] that plays a prominent role in the recruitment of mononuclear cells to the CNS [89
]. Furthermore, by inducing IP-10, Th17 cells might drive the migration of Th1 cells that express the IP-10 receptor CXCR3 [90
] into the inflamed tissue. The concept of a specific temporal sequence of various T helper cell subsets infiltrating the target tissue of autoimmune inflammation assumes that the lineage commitment of T helper cells is stable in the target organ. However, whereas in vitro
-differentiation of naive T cells leads to stable lineage commitment, a considerable population of cells secreting both IL-17 and IFN-γ can consistently be observed in vivo
in the target tissue of autoimmune inflammation. This suggests that there may be transitional stages of lineage commitment in vivo
. However, the significance of these cells for the disease process is very unclear at present.
Development of tissue inflammation driven by Th17 cells
To date, it is also uncertain whether Th1 and Th17 cells are equally susceptible to T-reg-mediated suppression in vivo
. The fact that one of the potent immunosuppressive cytokines, TGF-β, which is produced by T-reg, is also required for the differentiation of Th17 cells needs to be taken in consideration. Under inflammatory conditions, notably in the presence of IL-6, T-reg, through their production of TGF-β, might therefore fuel the generation of Th17 cells rather than control it. Moreover, T-reg express the high affinity IL-2 receptor CD25 and may be major consumers of IL-2. Since, IL-2 has been shown to suppress the generation of Th17 cells [10
], the presence of T-reg may also facilitate the differentiation of Th17 by restraining the availability of IL-2.
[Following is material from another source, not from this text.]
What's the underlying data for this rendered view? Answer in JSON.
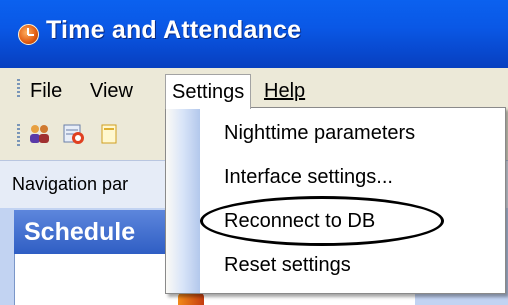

Collectively, Th17 cells are highly potent inflammatory cells that initiate tissue inflammation and induce the infiltration of other inflammatory cells into the target organ. Hence, at least in relevant mouse models of organ specific autoimmunity, Th17 cells are indispensable for the induction of massive immunopathology. Paradoxically and unlike Th1 cells, Th17 may not be subject to T-reg mediated suppression. However, it appears that in order for Th17 populations to be maintained in the target tissue a complex network of cytokines has to be operative which provides the necessary means to control Th17 cells and may be the basis for the fact that this T cell subset is relatively short-lived and prone to rapid attrition.